→ Exercise objective: Your answer must restate each entry below word for word, with no pictures in it.

→ Source material:
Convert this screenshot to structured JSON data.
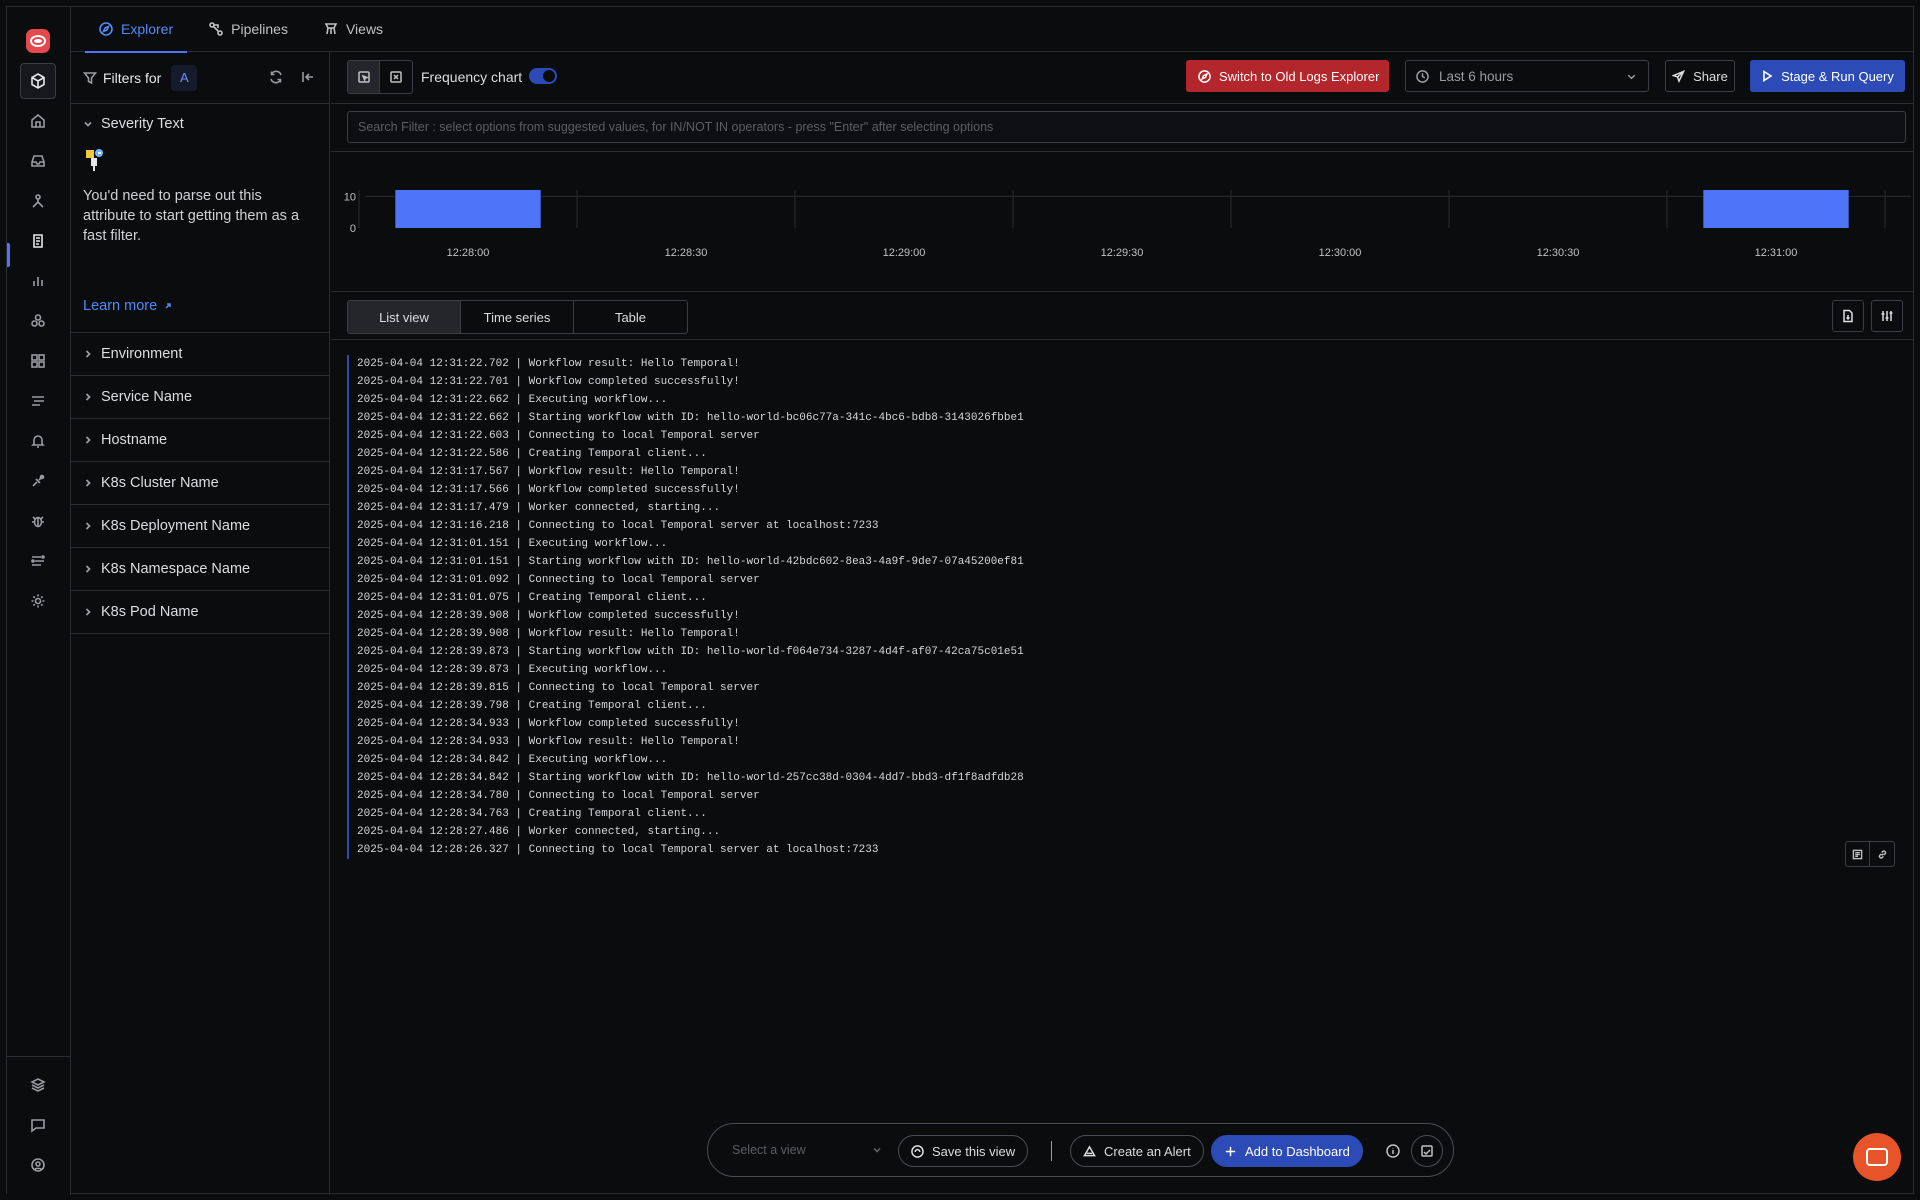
{
  "nav": {
    "tabs": [
      {
        "label": "Explorer",
        "icon": "compass-icon",
        "active": true
      },
      {
        "label": "Pipelines",
        "icon": "pipeline-icon",
        "active": false
      },
      {
        "label": "Views",
        "icon": "views-icon",
        "active": false
      }
    ]
  },
  "sidebar": {
    "icons": [
      "logs-explorer-icon",
      "home-icon",
      "inbox-icon",
      "services-icon",
      "logs-icon",
      "metrics-icon",
      "integrations-icon",
      "dashboards-icon",
      "traces-icon",
      "alerts-icon",
      "pipelines-icon",
      "exceptions-icon",
      "messaging-icon",
      "settings-icon",
      "layers-icon",
      "feedback-icon",
      "user-icon"
    ]
  },
  "filters": {
    "title": "Filters for",
    "badge": "A",
    "severity": {
      "label": "Severity Text",
      "note": "You'd need to parse out this attribute to start getting them as a fast filter.",
      "learn_more": "Learn more"
    },
    "facets": [
      "Environment",
      "Service Name",
      "Hostname",
      "K8s Cluster Name",
      "K8s Deployment Name",
      "K8s Namespace Name",
      "K8s Pod Name"
    ]
  },
  "toolbar": {
    "frequency_label": "Frequency chart",
    "frequency_on": true,
    "old_explorer": "Switch to Old Logs Explorer",
    "time_range": "Last 6 hours",
    "share": "Share",
    "run": "Stage & Run Query"
  },
  "search": {
    "placeholder": "Search Filter : select options from suggested values, for IN/NOT IN operators - press \"Enter\" after selecting options"
  },
  "chart_data": {
    "type": "bar",
    "y_ticks": [
      "10",
      "0"
    ],
    "x_ticks": [
      "12:28:00",
      "12:28:30",
      "12:29:00",
      "12:29:30",
      "12:30:00",
      "12:30:30",
      "12:31:00"
    ],
    "bars": [
      {
        "start": "12:27:50",
        "end": "12:28:10",
        "value": 12
      },
      {
        "start": "12:30:50",
        "end": "12:31:10",
        "value": 12
      }
    ],
    "ylim": [
      0,
      12
    ],
    "color": "#4e74f8"
  },
  "views": {
    "tabs": [
      "List view",
      "Time series",
      "Table"
    ],
    "active": "List view"
  },
  "logs": [
    "2025-04-04 12:31:22.702 | Workflow result: Hello Temporal!",
    "2025-04-04 12:31:22.701 | Workflow completed successfully!",
    "2025-04-04 12:31:22.662 | Executing workflow...",
    "2025-04-04 12:31:22.662 | Starting workflow with ID: hello-world-bc06c77a-341c-4bc6-bdb8-3143026fbbe1",
    "2025-04-04 12:31:22.603 | Connecting to local Temporal server",
    "2025-04-04 12:31:22.586 | Creating Temporal client...",
    "2025-04-04 12:31:17.567 | Workflow result: Hello Temporal!",
    "2025-04-04 12:31:17.566 | Workflow completed successfully!",
    "2025-04-04 12:31:17.479 | Worker connected, starting...",
    "2025-04-04 12:31:16.218 | Connecting to local Temporal server at localhost:7233",
    "2025-04-04 12:31:01.151 | Executing workflow...",
    "2025-04-04 12:31:01.151 | Starting workflow with ID: hello-world-42bdc602-8ea3-4a9f-9de7-07a45200ef81",
    "2025-04-04 12:31:01.092 | Connecting to local Temporal server",
    "2025-04-04 12:31:01.075 | Creating Temporal client...",
    "2025-04-04 12:28:39.908 | Workflow completed successfully!",
    "2025-04-04 12:28:39.908 | Workflow result: Hello Temporal!",
    "2025-04-04 12:28:39.873 | Starting workflow with ID: hello-world-f064e734-3287-4d4f-af07-42ca75c01e51",
    "2025-04-04 12:28:39.873 | Executing workflow...",
    "2025-04-04 12:28:39.815 | Connecting to local Temporal server",
    "2025-04-04 12:28:39.798 | Creating Temporal client...",
    "2025-04-04 12:28:34.933 | Workflow completed successfully!",
    "2025-04-04 12:28:34.933 | Workflow result: Hello Temporal!",
    "2025-04-04 12:28:34.842 | Executing workflow...",
    "2025-04-04 12:28:34.842 | Starting workflow with ID: hello-world-257cc38d-0304-4dd7-bbd3-df1f8adfdb28",
    "2025-04-04 12:28:34.780 | Connecting to local Temporal server",
    "2025-04-04 12:28:34.763 | Creating Temporal client...",
    "2025-04-04 12:28:27.486 | Worker connected, starting...",
    "2025-04-04 12:28:26.327 | Connecting to local Temporal server at localhost:7233"
  ],
  "bottom": {
    "select_placeholder": "Select a view",
    "save_view": "Save this view",
    "create_alert": "Create an Alert",
    "add_dashboard": "Add to Dashboard"
  }
}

→ The completed task:
Convert this screenshot to structured JSON data.
{
  "nav": {
    "tabs": [
      {
        "label": "Explorer",
        "icon": "compass-icon",
        "active": true
      },
      {
        "label": "Pipelines",
        "icon": "pipeline-icon",
        "active": false
      },
      {
        "label": "Views",
        "icon": "views-icon",
        "active": false
      }
    ]
  },
  "sidebar": {
    "icons": [
      "logs-explorer-icon",
      "home-icon",
      "inbox-icon",
      "services-icon",
      "logs-icon",
      "metrics-icon",
      "integrations-icon",
      "dashboards-icon",
      "traces-icon",
      "alerts-icon",
      "pipelines-icon",
      "exceptions-icon",
      "messaging-icon",
      "settings-icon",
      "layers-icon",
      "feedback-icon",
      "user-icon"
    ]
  },
  "filters": {
    "title": "Filters for",
    "badge": "A",
    "severity": {
      "label": "Severity Text",
      "note": "You'd need to parse out this attribute to start getting them as a fast filter.",
      "learn_more": "Learn more"
    },
    "facets": [
      "Environment",
      "Service Name",
      "Hostname",
      "K8s Cluster Name",
      "K8s Deployment Name",
      "K8s Namespace Name",
      "K8s Pod Name"
    ]
  },
  "toolbar": {
    "frequency_label": "Frequency chart",
    "frequency_on": true,
    "old_explorer": "Switch to Old Logs Explorer",
    "time_range": "Last 6 hours",
    "share": "Share",
    "run": "Stage & Run Query"
  },
  "search": {
    "placeholder": "Search Filter : select options from suggested values, for IN/NOT IN operators - press \"Enter\" after selecting options"
  },
  "chart_data": {
    "type": "bar",
    "y_ticks": [
      "10",
      "0"
    ],
    "x_ticks": [
      "12:28:00",
      "12:28:30",
      "12:29:00",
      "12:29:30",
      "12:30:00",
      "12:30:30",
      "12:31:00"
    ],
    "bars": [
      {
        "start": "12:27:50",
        "end": "12:28:10",
        "value": 12
      },
      {
        "start": "12:30:50",
        "end": "12:31:10",
        "value": 12
      }
    ],
    "ylim": [
      0,
      12
    ],
    "color": "#4e74f8"
  },
  "views": {
    "tabs": [
      "List view",
      "Time series",
      "Table"
    ],
    "active": "List view"
  },
  "logs": [
    "2025-04-04 12:31:22.702 | Workflow result: Hello Temporal!",
    "2025-04-04 12:31:22.701 | Workflow completed successfully!",
    "2025-04-04 12:31:22.662 | Executing workflow...",
    "2025-04-04 12:31:22.662 | Starting workflow with ID: hello-world-bc06c77a-341c-4bc6-bdb8-3143026fbbe1",
    "2025-04-04 12:31:22.603 | Connecting to local Temporal server",
    "2025-04-04 12:31:22.586 | Creating Temporal client...",
    "2025-04-04 12:31:17.567 | Workflow result: Hello Temporal!",
    "2025-04-04 12:31:17.566 | Workflow completed successfully!",
    "2025-04-04 12:31:17.479 | Worker connected, starting...",
    "2025-04-04 12:31:16.218 | Connecting to local Temporal server at localhost:7233",
    "2025-04-04 12:31:01.151 | Executing workflow...",
    "2025-04-04 12:31:01.151 | Starting workflow with ID: hello-world-42bdc602-8ea3-4a9f-9de7-07a45200ef81",
    "2025-04-04 12:31:01.092 | Connecting to local Temporal server",
    "2025-04-04 12:31:01.075 | Creating Temporal client...",
    "2025-04-04 12:28:39.908 | Workflow completed successfully!",
    "2025-04-04 12:28:39.908 | Workflow result: Hello Temporal!",
    "2025-04-04 12:28:39.873 | Starting workflow with ID: hello-world-f064e734-3287-4d4f-af07-42ca75c01e51",
    "2025-04-04 12:28:39.873 | Executing workflow...",
    "2025-04-04 12:28:39.815 | Connecting to local Temporal server",
    "2025-04-04 12:28:39.798 | Creating Temporal client...",
    "2025-04-04 12:28:34.933 | Workflow completed successfully!",
    "2025-04-04 12:28:34.933 | Workflow result: Hello Temporal!",
    "2025-04-04 12:28:34.842 | Executing workflow...",
    "2025-04-04 12:28:34.842 | Starting workflow with ID: hello-world-257cc38d-0304-4dd7-bbd3-df1f8adfdb28",
    "2025-04-04 12:28:34.780 | Connecting to local Temporal server",
    "2025-04-04 12:28:34.763 | Creating Temporal client...",
    "2025-04-04 12:28:27.486 | Worker connected, starting...",
    "2025-04-04 12:28:26.327 | Connecting to local Temporal server at localhost:7233"
  ],
  "bottom": {
    "select_placeholder": "Select a view",
    "save_view": "Save this view",
    "create_alert": "Create an Alert",
    "add_dashboard": "Add to Dashboard"
  }
}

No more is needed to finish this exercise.